AIM OF THE TASK: Search through the entries for the word "JSON" and copy every line that has it.

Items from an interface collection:
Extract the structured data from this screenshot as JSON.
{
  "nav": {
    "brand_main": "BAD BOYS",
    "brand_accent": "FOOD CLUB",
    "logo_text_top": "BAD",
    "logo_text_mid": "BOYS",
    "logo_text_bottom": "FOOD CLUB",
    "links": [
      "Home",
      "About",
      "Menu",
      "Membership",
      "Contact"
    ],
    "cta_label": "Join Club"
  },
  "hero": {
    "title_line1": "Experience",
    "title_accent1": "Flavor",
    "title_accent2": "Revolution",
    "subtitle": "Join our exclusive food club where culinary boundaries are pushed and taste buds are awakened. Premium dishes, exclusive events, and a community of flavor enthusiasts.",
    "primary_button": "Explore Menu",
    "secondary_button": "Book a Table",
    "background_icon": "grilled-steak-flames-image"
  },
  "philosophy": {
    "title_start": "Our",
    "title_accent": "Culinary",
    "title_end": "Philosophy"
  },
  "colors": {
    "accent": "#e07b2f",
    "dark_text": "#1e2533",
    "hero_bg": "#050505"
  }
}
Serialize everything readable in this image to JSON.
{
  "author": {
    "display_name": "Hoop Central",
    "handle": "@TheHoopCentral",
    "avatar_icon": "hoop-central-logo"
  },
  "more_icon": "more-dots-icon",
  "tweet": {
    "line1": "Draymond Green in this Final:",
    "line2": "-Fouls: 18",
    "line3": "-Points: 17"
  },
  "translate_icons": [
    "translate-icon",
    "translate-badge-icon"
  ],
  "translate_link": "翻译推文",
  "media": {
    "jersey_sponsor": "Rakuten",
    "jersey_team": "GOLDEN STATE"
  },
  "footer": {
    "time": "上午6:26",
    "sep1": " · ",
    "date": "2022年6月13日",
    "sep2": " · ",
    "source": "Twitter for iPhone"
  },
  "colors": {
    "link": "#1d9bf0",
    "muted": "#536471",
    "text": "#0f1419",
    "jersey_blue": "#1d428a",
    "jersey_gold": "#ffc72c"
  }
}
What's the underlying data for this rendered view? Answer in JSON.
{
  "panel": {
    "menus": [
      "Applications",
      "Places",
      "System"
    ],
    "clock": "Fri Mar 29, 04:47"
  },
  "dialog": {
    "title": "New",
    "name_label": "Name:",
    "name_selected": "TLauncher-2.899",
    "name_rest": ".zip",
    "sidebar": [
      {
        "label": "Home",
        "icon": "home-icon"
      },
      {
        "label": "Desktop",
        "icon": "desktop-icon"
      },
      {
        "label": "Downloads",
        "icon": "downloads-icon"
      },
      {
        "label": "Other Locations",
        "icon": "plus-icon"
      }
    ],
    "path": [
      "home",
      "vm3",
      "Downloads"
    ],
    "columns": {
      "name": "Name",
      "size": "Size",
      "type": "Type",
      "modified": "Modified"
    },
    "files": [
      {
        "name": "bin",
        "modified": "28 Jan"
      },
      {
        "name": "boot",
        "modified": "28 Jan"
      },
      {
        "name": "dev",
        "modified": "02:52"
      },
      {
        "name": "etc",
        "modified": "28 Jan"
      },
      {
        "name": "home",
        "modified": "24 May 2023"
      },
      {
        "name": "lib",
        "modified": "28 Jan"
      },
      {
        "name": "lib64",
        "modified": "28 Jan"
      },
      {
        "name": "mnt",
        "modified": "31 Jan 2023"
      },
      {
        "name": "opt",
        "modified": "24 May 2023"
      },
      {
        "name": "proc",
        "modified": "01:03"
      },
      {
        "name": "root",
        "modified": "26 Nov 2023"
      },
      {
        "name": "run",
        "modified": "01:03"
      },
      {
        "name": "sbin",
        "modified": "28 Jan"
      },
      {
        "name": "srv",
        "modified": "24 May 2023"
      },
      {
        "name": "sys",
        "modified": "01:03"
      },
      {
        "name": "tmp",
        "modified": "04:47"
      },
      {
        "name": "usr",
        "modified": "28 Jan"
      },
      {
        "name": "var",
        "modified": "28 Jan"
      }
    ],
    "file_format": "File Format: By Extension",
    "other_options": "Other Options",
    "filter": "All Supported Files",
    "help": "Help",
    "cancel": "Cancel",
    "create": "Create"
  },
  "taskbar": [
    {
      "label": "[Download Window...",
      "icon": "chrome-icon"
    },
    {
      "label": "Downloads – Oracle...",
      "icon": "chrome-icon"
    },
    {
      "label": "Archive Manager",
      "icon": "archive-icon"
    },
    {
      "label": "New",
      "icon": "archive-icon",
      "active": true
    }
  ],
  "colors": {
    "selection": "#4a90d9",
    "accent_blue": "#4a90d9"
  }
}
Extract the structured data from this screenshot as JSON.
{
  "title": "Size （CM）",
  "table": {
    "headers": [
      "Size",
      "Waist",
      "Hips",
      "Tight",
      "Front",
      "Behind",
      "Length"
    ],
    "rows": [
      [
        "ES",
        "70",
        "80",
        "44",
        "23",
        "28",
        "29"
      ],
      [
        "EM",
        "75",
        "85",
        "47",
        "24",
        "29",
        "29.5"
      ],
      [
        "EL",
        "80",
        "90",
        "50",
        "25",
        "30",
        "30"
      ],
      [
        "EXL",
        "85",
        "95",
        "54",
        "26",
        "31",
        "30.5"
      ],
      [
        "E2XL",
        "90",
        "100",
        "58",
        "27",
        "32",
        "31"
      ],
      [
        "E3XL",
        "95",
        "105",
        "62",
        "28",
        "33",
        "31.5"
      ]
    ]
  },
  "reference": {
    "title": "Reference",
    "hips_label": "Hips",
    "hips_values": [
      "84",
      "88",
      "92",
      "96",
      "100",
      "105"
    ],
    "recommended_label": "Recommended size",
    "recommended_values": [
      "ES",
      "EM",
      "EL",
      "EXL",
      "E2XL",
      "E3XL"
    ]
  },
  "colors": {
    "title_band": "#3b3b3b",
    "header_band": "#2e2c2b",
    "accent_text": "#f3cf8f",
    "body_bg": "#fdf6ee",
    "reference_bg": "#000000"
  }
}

SOLUTION:
Extract the structured data from this screenshot as JSON.
Serialize everything readable in this image to JSON.
What's the underlying data for this rendered view? Answer in JSON.
Extract the structured data from this screenshot as JSON.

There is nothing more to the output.